The sixth participant applied, and was admitted, did enroll, but then quickly dropped her class due to a personal matter. She currently would still like to complete her degree at the university, but because she was billed for the class, has an outstanding balance and firmly disputes the charges, no resolution has yet been made by the university. A communication failure between the university and Participant 6 is still ongoing as her billing issue is still unresolved, and she remains unsatisfied with the university’s response to her billing issue.
The Impact of Effective Communication
All of the participants had a positive view of the university they applied to, and it did not significantly change after their experience within the enrollment process. However, some level of communication failure between the university and each of the participants occurred at some point within the enrollment process. This finding’s interpretation aligns with Moogan’s research findings that highlight how both a university and its prospective student benefit when successful communication between the two is achieved. The university benefits by improving its brand image by satisfying the needs of its valued prospective student and the prospective student is satisfied by receiving all of the answers to their questions.
One of the study’s three emerging themes, communication, also aligns with Perry and Rumpf’s study that linked the likelihood of a prospective student enrolling with their experience within the admission process, such as their interactions with university representatives, and their perception of the university. Several of the participants who expressed their displeasure with the university’s communication, specifically about key information, such as the cost of tuition and the financial aid process, either never enrolled or did so only after it was made more clear to them.
An opportunity exists for universities to help improve their student conversion rates of admitted students by consistently, immediately and successfully addressing the presence of any communication failures and resolving them.
Three possible steps a university may take in order to achieve this can be:
1. Establish successful communication with each student during their admission process;
2. Remain in constant contact with each admitted student by increasing the number of interactions with each of them;
3. Learn about and attempt to resolve any student problems as early in the admission process as possible.

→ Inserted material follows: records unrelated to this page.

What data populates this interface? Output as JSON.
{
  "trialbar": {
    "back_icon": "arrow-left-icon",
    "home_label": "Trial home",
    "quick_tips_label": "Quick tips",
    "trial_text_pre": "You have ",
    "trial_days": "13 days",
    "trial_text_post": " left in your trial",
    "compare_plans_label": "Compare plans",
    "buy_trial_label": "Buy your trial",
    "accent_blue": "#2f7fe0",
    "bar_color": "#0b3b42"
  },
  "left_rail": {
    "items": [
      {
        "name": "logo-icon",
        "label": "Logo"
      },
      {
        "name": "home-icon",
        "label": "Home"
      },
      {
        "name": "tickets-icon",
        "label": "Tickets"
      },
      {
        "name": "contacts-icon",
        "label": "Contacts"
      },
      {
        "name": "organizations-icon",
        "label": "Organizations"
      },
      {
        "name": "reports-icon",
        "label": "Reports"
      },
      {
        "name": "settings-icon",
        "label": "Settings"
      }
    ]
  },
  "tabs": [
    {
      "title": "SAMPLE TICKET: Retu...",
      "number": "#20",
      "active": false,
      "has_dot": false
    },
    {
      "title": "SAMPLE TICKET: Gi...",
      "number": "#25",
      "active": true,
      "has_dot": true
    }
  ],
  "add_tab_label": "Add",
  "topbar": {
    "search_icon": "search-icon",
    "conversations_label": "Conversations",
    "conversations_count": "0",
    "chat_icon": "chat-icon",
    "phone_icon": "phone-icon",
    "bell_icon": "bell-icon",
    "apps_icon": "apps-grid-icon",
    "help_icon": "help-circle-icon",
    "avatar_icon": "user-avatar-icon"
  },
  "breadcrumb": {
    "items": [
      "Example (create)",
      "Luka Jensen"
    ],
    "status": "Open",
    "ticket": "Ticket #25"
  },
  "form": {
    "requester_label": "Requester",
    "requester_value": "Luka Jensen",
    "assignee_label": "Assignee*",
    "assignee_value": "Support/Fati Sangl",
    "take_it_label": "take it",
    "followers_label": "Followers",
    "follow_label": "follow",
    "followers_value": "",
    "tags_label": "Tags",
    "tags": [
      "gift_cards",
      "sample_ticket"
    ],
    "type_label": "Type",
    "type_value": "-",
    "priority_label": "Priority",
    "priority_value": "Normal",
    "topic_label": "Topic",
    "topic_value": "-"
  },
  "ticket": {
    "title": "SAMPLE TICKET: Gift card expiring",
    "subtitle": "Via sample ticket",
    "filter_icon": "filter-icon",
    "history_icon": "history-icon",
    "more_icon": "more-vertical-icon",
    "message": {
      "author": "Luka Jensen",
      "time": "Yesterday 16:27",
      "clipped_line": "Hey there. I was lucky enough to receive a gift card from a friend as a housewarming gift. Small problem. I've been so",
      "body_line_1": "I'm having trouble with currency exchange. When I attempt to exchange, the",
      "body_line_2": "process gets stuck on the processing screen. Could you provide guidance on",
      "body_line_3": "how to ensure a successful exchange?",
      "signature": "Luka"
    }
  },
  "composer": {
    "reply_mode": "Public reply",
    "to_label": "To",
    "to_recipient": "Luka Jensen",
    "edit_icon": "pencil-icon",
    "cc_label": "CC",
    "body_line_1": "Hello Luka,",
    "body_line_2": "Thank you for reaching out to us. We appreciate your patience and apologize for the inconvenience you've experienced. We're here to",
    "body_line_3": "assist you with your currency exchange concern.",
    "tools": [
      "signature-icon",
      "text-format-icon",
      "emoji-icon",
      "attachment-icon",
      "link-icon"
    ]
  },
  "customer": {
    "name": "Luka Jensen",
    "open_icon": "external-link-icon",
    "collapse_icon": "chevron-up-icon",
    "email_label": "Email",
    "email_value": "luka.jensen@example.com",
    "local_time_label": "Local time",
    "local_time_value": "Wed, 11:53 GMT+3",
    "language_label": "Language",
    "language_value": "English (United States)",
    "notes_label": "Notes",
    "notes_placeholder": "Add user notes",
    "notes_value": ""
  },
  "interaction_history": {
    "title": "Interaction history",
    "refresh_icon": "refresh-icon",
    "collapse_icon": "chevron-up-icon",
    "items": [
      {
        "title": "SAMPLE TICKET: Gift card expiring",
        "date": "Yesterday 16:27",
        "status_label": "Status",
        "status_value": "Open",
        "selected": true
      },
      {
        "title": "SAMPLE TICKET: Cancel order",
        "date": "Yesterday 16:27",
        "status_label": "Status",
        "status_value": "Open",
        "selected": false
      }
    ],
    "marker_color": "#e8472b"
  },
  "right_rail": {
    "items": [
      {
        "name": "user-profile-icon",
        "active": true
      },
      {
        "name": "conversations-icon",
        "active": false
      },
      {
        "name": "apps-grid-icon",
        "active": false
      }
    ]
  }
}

The results from this particular study indicate that a university’s failure to communicate successfully with its admitted students can lead to their failure to enroll.
– – – –

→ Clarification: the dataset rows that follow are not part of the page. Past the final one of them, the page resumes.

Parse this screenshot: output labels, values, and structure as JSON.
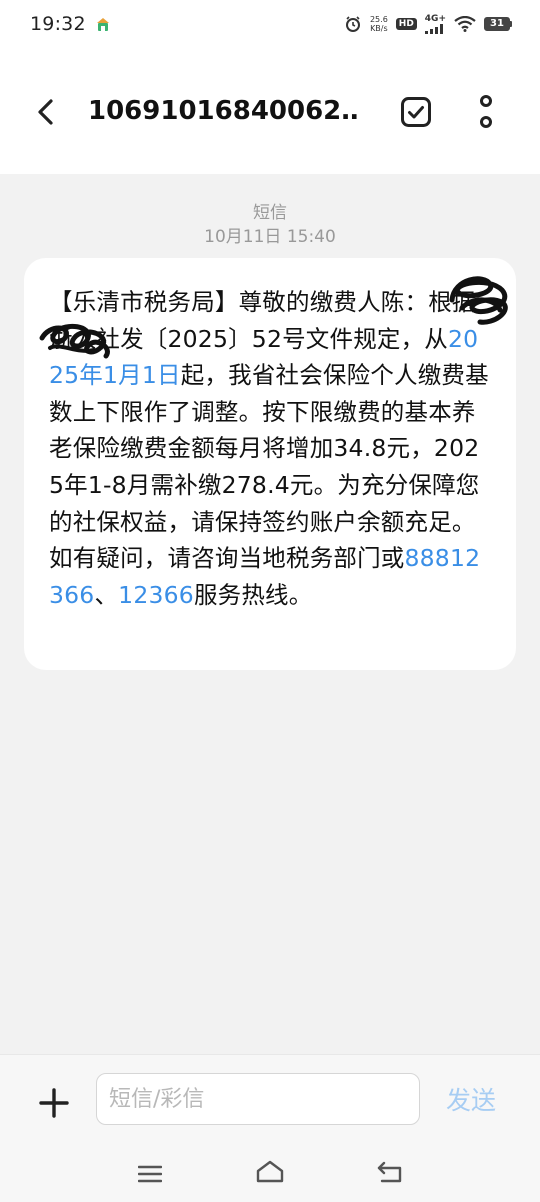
{
  "status_bar": {
    "time": "19:32",
    "net_speed_value": "25.6",
    "net_speed_unit": "KB/s",
    "hd": "HD",
    "network": "4G+",
    "battery": "31"
  },
  "header": {
    "title": "10691016840062…"
  },
  "thread": {
    "message_type": "短信",
    "timestamp": "10月11日 15:40",
    "message": {
      "part1": "【乐清市税务局】尊敬的缴费人陈",
      "part2": "：根据浙人社发〔2025〕52号文件规定，从",
      "link_date": "2025年1月1日",
      "part3": "起，我省社会保险个人缴费基数上下限作了调整。按下限缴费的基本养老保险缴费金额每月将增加34.8元，2025年1-8月需补缴278.4元。为充分保障您的社保权益，请保持签约账户余额充足。如有疑问，请咨询当地税务部门或",
      "link_phone1": "88812366",
      "separator": "、",
      "link_phone2": "12366",
      "part4": "服务热线。"
    }
  },
  "input_bar": {
    "placeholder": "短信/彩信",
    "send_label": "发送"
  },
  "icons": {
    "back": "chevron-left-icon",
    "select": "checkbox-square-icon",
    "more": "more-vertical-icon",
    "add": "plus-icon",
    "nav_menu": "menu-icon",
    "nav_home": "home-icon",
    "nav_back": "back-icon"
  },
  "colors": {
    "link": "#3a8ee6",
    "send_disabled": "#a7cdf3",
    "background": "#f2f2f2",
    "bubble": "#ffffff"
  }
}
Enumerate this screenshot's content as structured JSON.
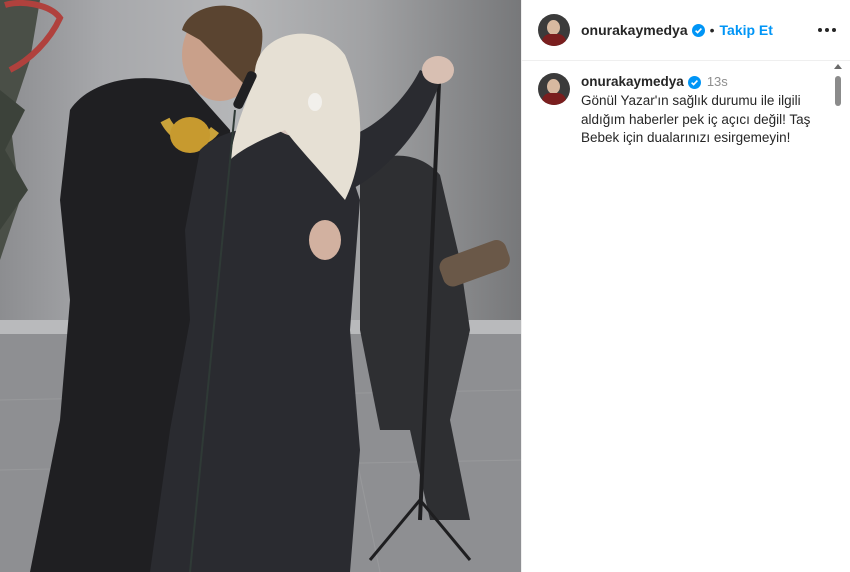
{
  "header": {
    "username": "onurakaymedya",
    "separator": "•",
    "follow_label": "Takip Et",
    "verified": true
  },
  "comment": {
    "username": "onurakaymedya",
    "time": "13s",
    "caption": "Gönül Yazar'ın sağlık durumu ile ilgili aldığım haberler pek iç açıcı değil! Taş Bebek için dualarınızı esirgemeyin!"
  },
  "icons": {
    "verified": "verified-badge-icon",
    "more": "more-options-icon"
  },
  "colors": {
    "accent": "#0095f6",
    "text": "#262626",
    "muted": "#8e8e8e"
  }
}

 Pugh, S. L., & Johnson, D. B. (2011). How to make financial aid “freshman-friendly.” College and University, 87(1), 8–16. Retrieved from http://search.proquest. com.ezproxylocal.library.nova.edu/docview/917755269?accountid=6579
 Hudnett, R. (2015). Understanding the Admissions Experience of Admitted Students Who Fail to Enroll: A Multiple Case Study (Doctoral dissertation). Available from http://nsuworks.nova.edu/fse_etd/20/

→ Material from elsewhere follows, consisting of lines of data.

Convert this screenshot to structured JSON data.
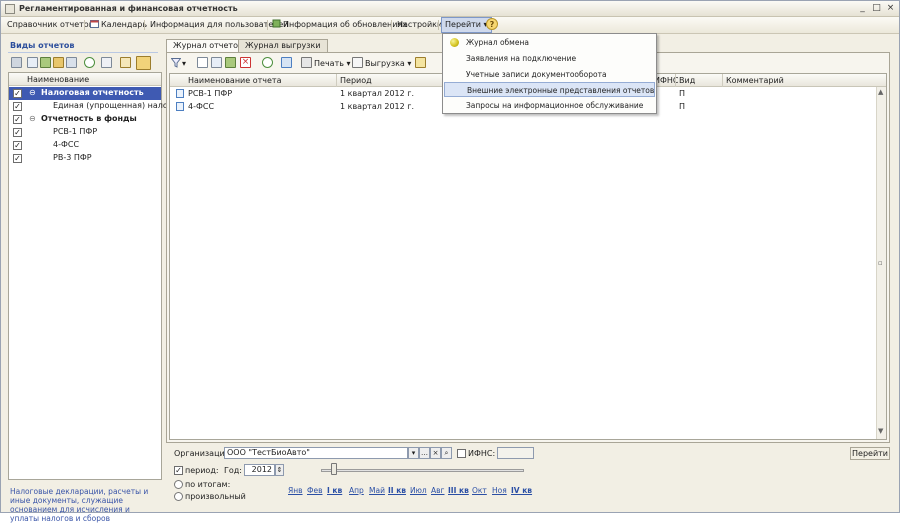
{
  "window": {
    "title": "Регламентированная и финансовая отчетность",
    "buttons": {
      "minimize": "_",
      "maximize": "□",
      "close": "×"
    }
  },
  "menu": {
    "items": [
      {
        "label": "Справочник отчетов"
      },
      {
        "label": "Календарь"
      },
      {
        "label": "Информация для пользователей"
      },
      {
        "label": "Информация об обновлениях"
      },
      {
        "label": "Настройки"
      },
      {
        "label": "Перейти"
      }
    ],
    "help": "?"
  },
  "dropdown": {
    "items": [
      {
        "label": "Журнал обмена"
      },
      {
        "label": "Заявления на подключение"
      },
      {
        "label": "Учетные записи документооборота"
      },
      {
        "label": "Внешние электронные представления отчетов"
      },
      {
        "label": "Запросы на информационное обслуживание"
      }
    ]
  },
  "left": {
    "title": "Виды отчетов",
    "header": "Наименование",
    "rows": [
      {
        "label": "Налоговая отчетность",
        "checked": true
      },
      {
        "label": "Единая (упрощенная) нало...",
        "checked": true
      },
      {
        "label": "Отчетность в фонды",
        "checked": true
      },
      {
        "label": "РСВ-1 ПФР",
        "checked": true
      },
      {
        "label": "4-ФСС",
        "checked": true
      },
      {
        "label": "РВ-3 ПФР",
        "checked": true
      }
    ],
    "description": "Налоговые декларации, расчеты и иные документы, служащие основанием для исчисления и уплаты налогов и сборов"
  },
  "tabs": [
    {
      "label": "Журнал отчетов"
    },
    {
      "label": "Журнал выгрузки"
    }
  ],
  "toolbar": {
    "print": "Печать",
    "export": "Выгрузка"
  },
  "grid": {
    "columns": {
      "name": "Наименование отчета",
      "period": "Период",
      "ifns": "ИФНС",
      "kind": "Вид",
      "comment": "Комментарий"
    },
    "rows": [
      {
        "name": "РСВ-1 ПФР",
        "period": "1 квартал 2012 г.",
        "kind": "П"
      },
      {
        "name": "4-ФСС",
        "period": "1 квартал 2012 г.",
        "kind": "П"
      }
    ]
  },
  "filters": {
    "org_label": "Организации:",
    "org_value": "ООО \"ТестБиоАвто\"",
    "ifns_label": "ИФНС:",
    "period_label": "период:",
    "year_label": "Год:",
    "year_value": "2012",
    "by_totals": "по итогам:",
    "arbitrary": "произвольный",
    "months": [
      "Янв",
      "Фев",
      "I кв",
      "Апр",
      "Май",
      "II кв",
      "Июл",
      "Авг",
      "III кв",
      "Окт",
      "Ноя",
      "IV кв"
    ]
  },
  "goto_button": "Перейти"
}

 Moogan, Y. J. (2011). Can a higher education institution’s marketing strategy improve the student-institution match? The International Journal of Educational Management, 25(6), 570–589. http://dx.doi.org.ezproxylocal.library.nova.edu /10.1108/09513541111159068
 Hudnett, 2015
 Perry, R. F., & Rumpf, D. L. (1984). Predicting the likelihood of matriculation for college applicants. Research in Higher Education, 21(3), 317–328. doi:10.1007/BF00974865
 Hudnett, 2015
Author Perspective: Administrator